“I look to women like me, who share the same growth mindset, so we can push each other up. They do not have to be other south Asian women. Black, Asian, gay, white – we all have our story and that can be valuable too. But when you are connected to others who really get it, it can really help your confidence.”

What is lacking is a more systemic approach to ‘having their back’ and demonstration of investment in women of colour in the sports sector. There’s work to do in addressing the more fundamental aspects of support for all women, for working mothers and those from low income backgrounds as a starter. More work on enabling awareness and access into sports careers, and breaking the belief that all job roles in sports need a person to be sporty or have had experience in sports. More work to promote awareness of newer job functions emerging as sport evolves and grows, to avoid silently replicating old patterns of male dominance.

“In my previous career, I was given a mentor, and it completely changed the way I thought about myself. So, the first thing I did as a leader of a team was to bring in mentors for everyone, so they had the support they needed.”

“More can be done to think about women who have families or who are carers. To think about those who are struggling and don’t have funds. How are they helping the working class?”

“There are a lot of barriers to break down, and the FA could do a lot more to help people like me. Football is still a racist sport.”

But this systemic approach to support also needs to show a lot more care, and it is this specifically that feels missing for women of colour. Celebrating their achievements and knowing what a win look like through their eyes. Demonstrating that they are valued. Supporting them with mentors and coaching. Ensuring anti-racism is everyone’s responsibility. These are key pillars of good coaching and team building, which we should be experts at in the sports sector.

Women in Sport is committed to a working culture where everyone can be authentic and true to themselves. We strive to represent the full diversity of the communities we serve.

That’s why Women in Sport aspires to a culture of belonging for everyone, where diversity is valued for the richness it brings to all aspects of our work, to our quality of thought leadership and to our interactions with all people.

Letesia Gibson is the founder of New Ways consulting.

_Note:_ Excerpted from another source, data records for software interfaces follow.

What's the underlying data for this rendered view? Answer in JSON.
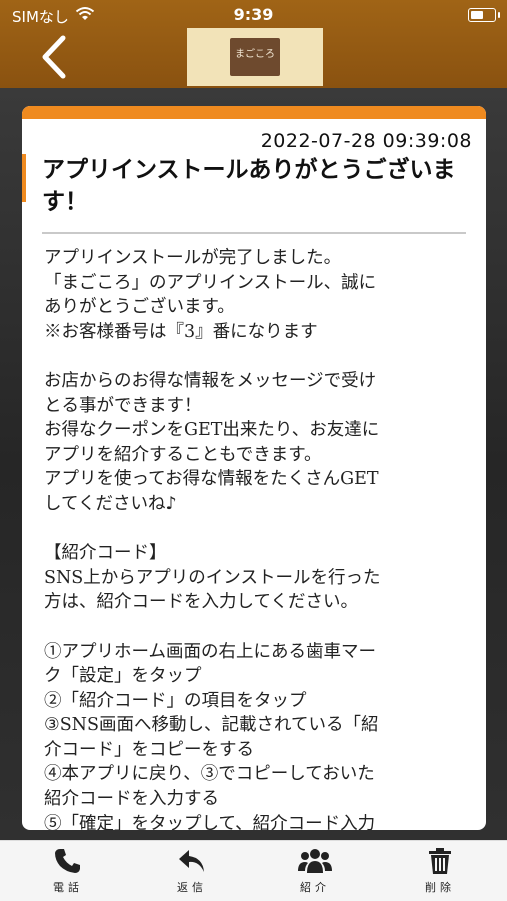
{
  "status_bar": {
    "carrier": "SIMなし",
    "time": "9:39"
  },
  "header": {
    "logo_text": "まごころ"
  },
  "message": {
    "timestamp": "2022-07-28 09:39:08",
    "title": "アプリインストールありがとうございます！",
    "body_lines": [
      "アプリインストールが完了しました。",
      "「まごころ」のアプリインストール、誠に",
      "ありがとうございます。",
      "※お客様番号は『3』番になります",
      "",
      "お店からのお得な情報をメッセージで受け",
      "とる事ができます！",
      "お得なクーポンをGET出来たり、お友達に",
      "アプリを紹介することもできます。",
      "アプリを使ってお得な情報をたくさんGET",
      "してくださいね♪",
      "",
      "【紹介コード】",
      "SNS上からアプリのインストールを行った",
      "方は、紹介コードを入力してください。",
      "",
      "①アプリホーム画面の右上にある歯車マー",
      "ク「設定」をタップ",
      "②「紹介コード」の項目をタップ",
      "③SNS画面へ移動し、記載されている「紹",
      "介コード」をコピーをする",
      "④本アプリに戻り、③でコピーしておいた",
      "紹介コードを入力する",
      "⑤「確定」をタップして、紹介コード入力"
    ]
  },
  "tabs": [
    {
      "label": "電話",
      "icon": "phone-icon"
    },
    {
      "label": "返信",
      "icon": "reply-icon"
    },
    {
      "label": "紹介",
      "icon": "users-icon"
    },
    {
      "label": "削除",
      "icon": "trash-icon"
    }
  ],
  "colors": {
    "header": "#93580f",
    "accent": "#ef8a1f"
  }
}
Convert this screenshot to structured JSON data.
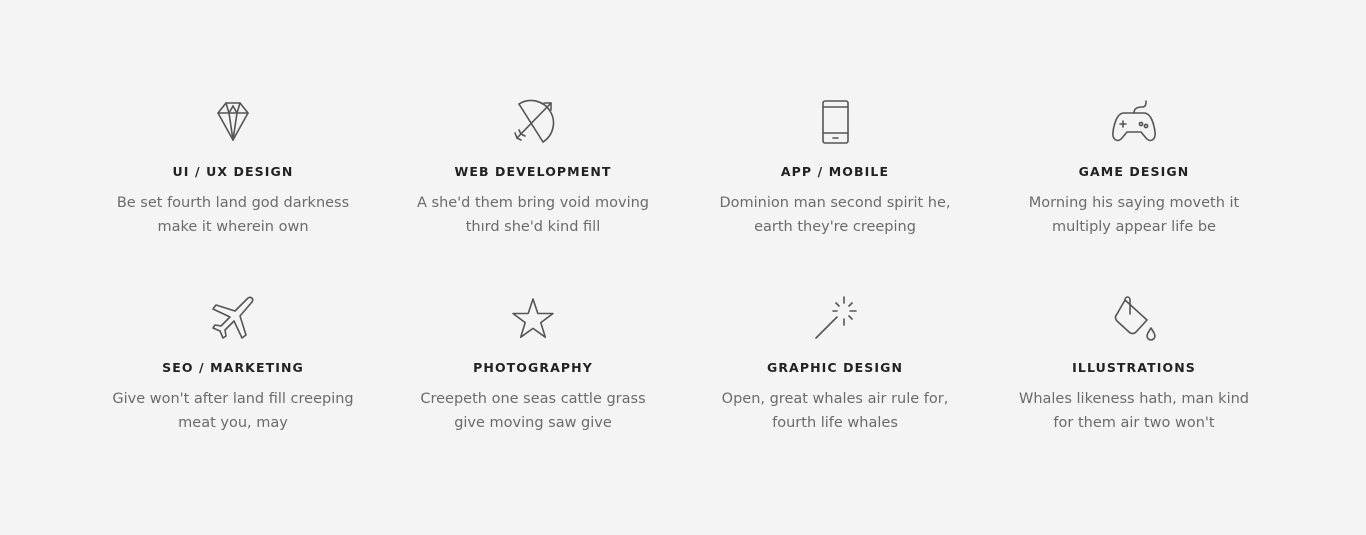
{
  "services": [
    {
      "icon": "diamond-icon",
      "title": "UI / UX DESIGN",
      "desc_line1": "Be set fourth land god darkness",
      "desc_line2": "make it wherein own"
    },
    {
      "icon": "bow-arrow-icon",
      "title": "WEB DEVELOPMENT",
      "desc_line1": "A she'd them bring void moving",
      "desc_line2": "thırd she'd kind fill"
    },
    {
      "icon": "smartphone-icon",
      "title": "APP / MOBILE",
      "desc_line1": "Dominion man second spirit he,",
      "desc_line2": "earth they're creeping"
    },
    {
      "icon": "gamepad-icon",
      "title": "GAME DESIGN",
      "desc_line1": "Morning his saying moveth it",
      "desc_line2": "multiply appear life be"
    },
    {
      "icon": "airplane-icon",
      "title": "SEO / MARKETING",
      "desc_line1": "Give won't after land fill creeping",
      "desc_line2": "meat you, may"
    },
    {
      "icon": "star-icon",
      "title": "PHOTOGRAPHY",
      "desc_line1": "Creepeth one seas cattle grass",
      "desc_line2": "give moving saw give"
    },
    {
      "icon": "magic-wand-icon",
      "title": "GRAPHIC DESIGN",
      "desc_line1": "Open, great whales air rule for,",
      "desc_line2": "fourth life whales"
    },
    {
      "icon": "paint-bucket-icon",
      "title": "ILLUSTRATIONS",
      "desc_line1": "Whales likeness hath, man kind",
      "desc_line2": "for them air two won't"
    }
  ]
}
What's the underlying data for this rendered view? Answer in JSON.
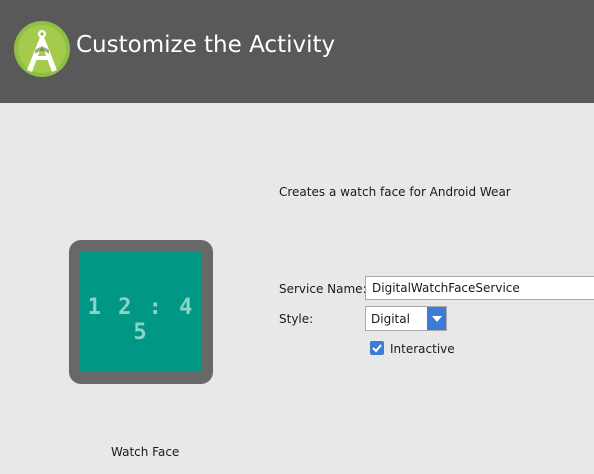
{
  "header": {
    "title": "Customize the Activity",
    "logo_icon": "android-studio-logo-icon",
    "background": "#595959"
  },
  "main": {
    "description": "Creates a watch face for Android Wear",
    "preview": {
      "time": "12:45",
      "caption": "Watch Face",
      "screen_color": "#009784",
      "bezel_color": "#686868"
    },
    "form": {
      "service_name_label": "Service Name:",
      "service_name_value": "DigitalWatchFaceService",
      "style_label": "Style:",
      "style_value": "Digital",
      "interactive_label": "Interactive",
      "interactive_checked": true,
      "accent_color": "#3c7bd6"
    }
  }
}
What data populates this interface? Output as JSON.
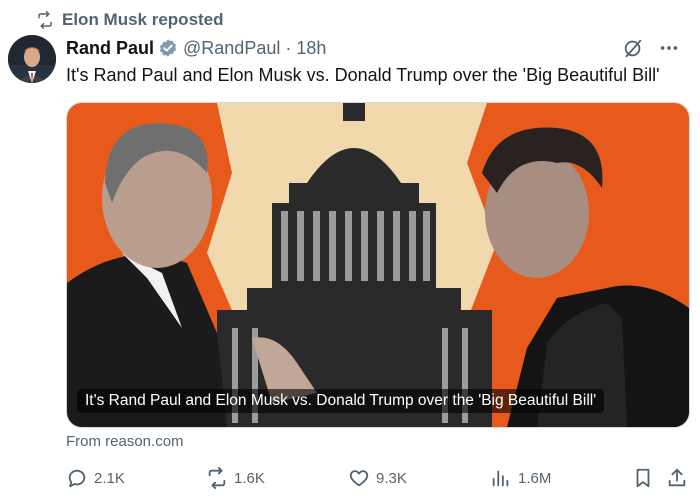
{
  "repost": {
    "label": "Elon Musk reposted"
  },
  "author": {
    "name": "Rand Paul",
    "handle": "@RandPaul",
    "separator": "·",
    "time": "18h"
  },
  "tweet": {
    "text": "It's Rand Paul and Elon Musk vs. Donald Trump over the 'Big Beautiful Bill'"
  },
  "card": {
    "title": "It's Rand Paul and Elon Musk vs. Donald Trump over the 'Big Beautiful Bill'",
    "source": "From reason.com"
  },
  "actions": {
    "replies": "2.1K",
    "reposts": "1.6K",
    "likes": "9.3K",
    "views": "1.6M"
  },
  "colors": {
    "secondary_text": "#536471",
    "verified_badge": "#829aab",
    "card_orange": "#e85a1c",
    "card_cream": "#f1d9ad"
  },
  "icons": [
    "repost-icon",
    "verified-badge-icon",
    "grok-icon",
    "more-icon",
    "reply-icon",
    "like-icon",
    "views-icon",
    "bookmark-icon",
    "share-icon"
  ]
}
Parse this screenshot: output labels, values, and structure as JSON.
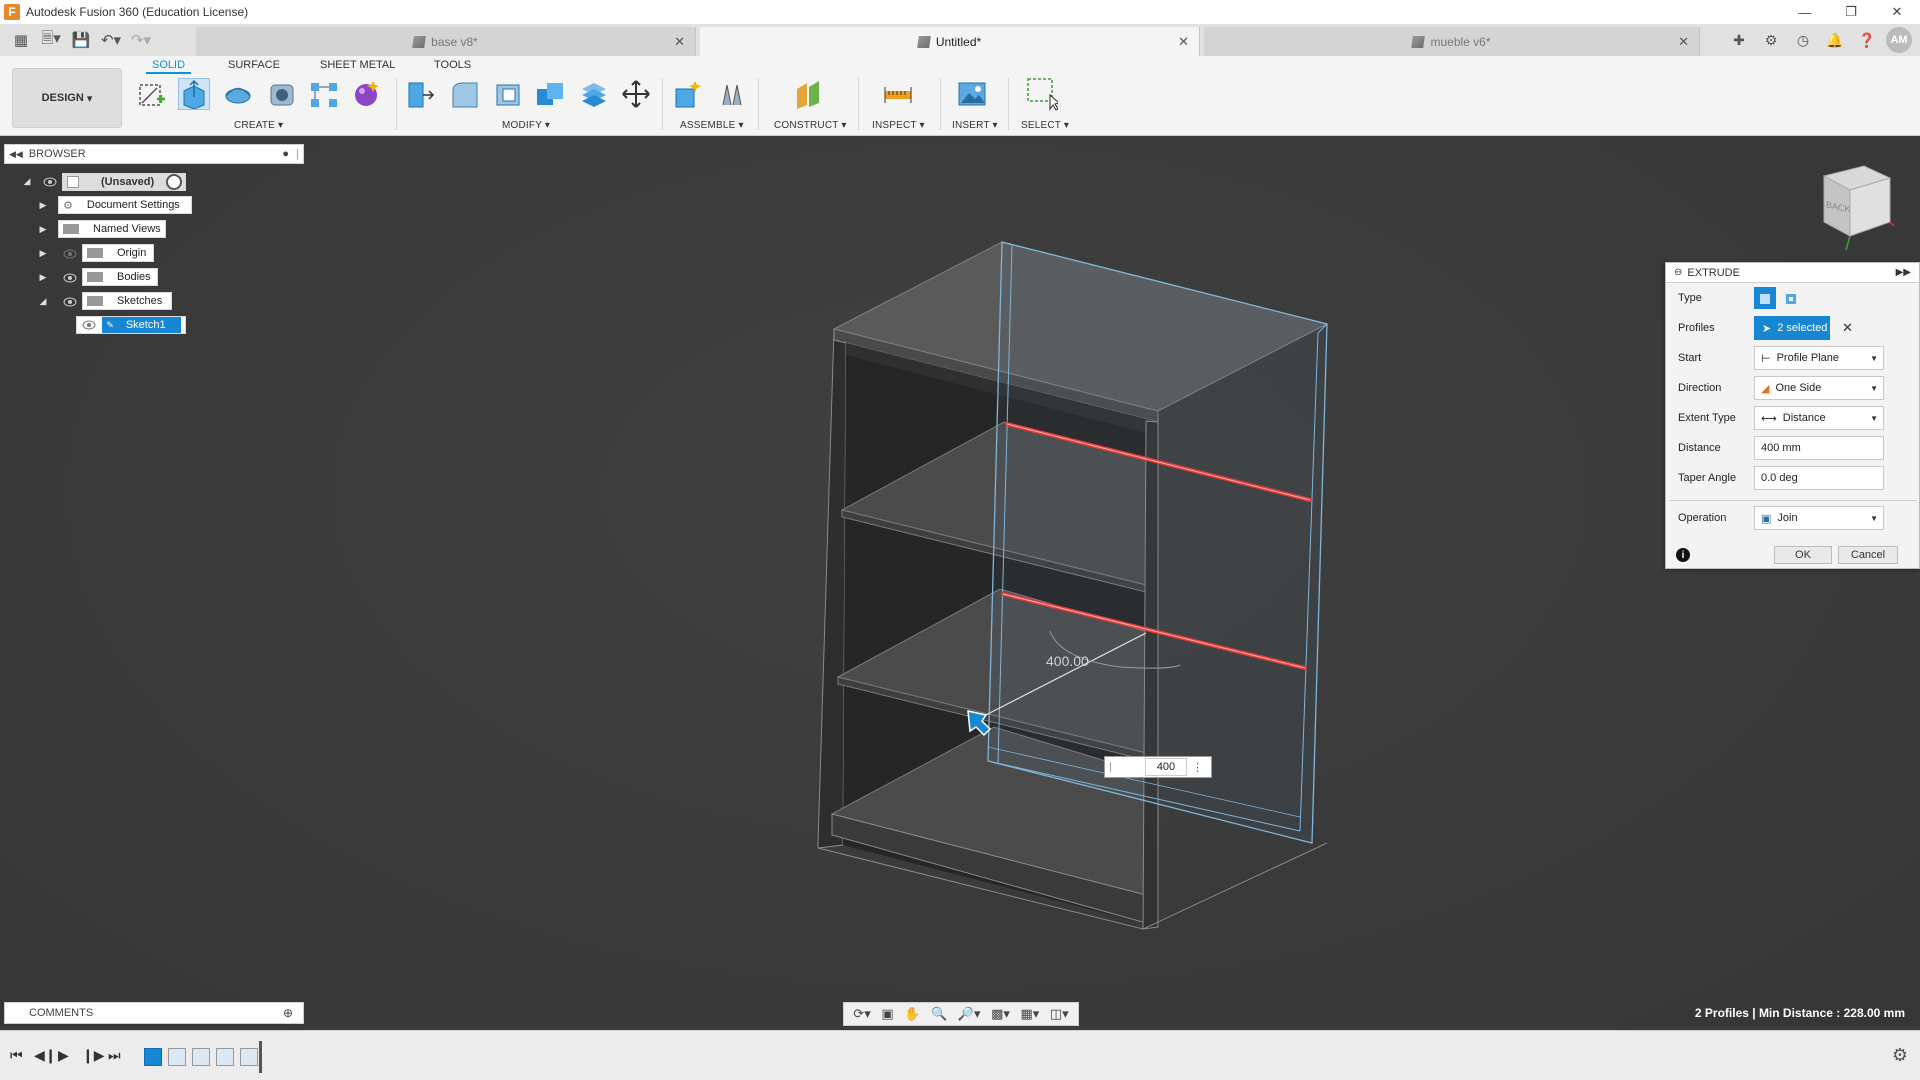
{
  "app": {
    "title": "Autodesk Fusion 360 (Education License)",
    "logo_letter": "F"
  },
  "tabs": [
    {
      "label": "base v8*"
    },
    {
      "label": "Untitled*"
    },
    {
      "label": "mueble v6*"
    }
  ],
  "user": {
    "initials": "AM"
  },
  "toolbar": {
    "workspace": "DESIGN",
    "ribbon_tabs": [
      "SOLID",
      "SURFACE",
      "SHEET METAL",
      "TOOLS"
    ],
    "groups": [
      "CREATE",
      "MODIFY",
      "ASSEMBLE",
      "CONSTRUCT",
      "INSPECT",
      "INSERT",
      "SELECT"
    ]
  },
  "browser": {
    "title": "BROWSER",
    "root": "(Unsaved)",
    "nodes": [
      "Document Settings",
      "Named Views",
      "Origin",
      "Bodies",
      "Sketches",
      "Sketch1"
    ]
  },
  "comments": {
    "title": "COMMENTS"
  },
  "canvas": {
    "dimension_label": "400.00",
    "dimension_input": "400"
  },
  "viewcube": {
    "face": "BACK"
  },
  "status": {
    "text": "2 Profiles | Min Distance : 228.00 mm"
  },
  "extrude": {
    "title": "EXTRUDE",
    "type_label": "Type",
    "profiles_label": "Profiles",
    "profiles_value": "2 selected",
    "start_label": "Start",
    "start_value": "Profile Plane",
    "direction_label": "Direction",
    "direction_value": "One Side",
    "extent_label": "Extent Type",
    "extent_value": "Distance",
    "distance_label": "Distance",
    "distance_value": "400 mm",
    "taper_label": "Taper Angle",
    "taper_value": "0.0 deg",
    "operation_label": "Operation",
    "operation_value": "Join",
    "ok_label": "OK",
    "cancel_label": "Cancel"
  },
  "colors": {
    "accent": "#0696d7",
    "selection_blue": "#1787d4",
    "profile_red": "#e83a3a"
  }
}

If you haven’t done so yet, read Letesia’s first blog on why belonging is key to diverse leadership in sport here.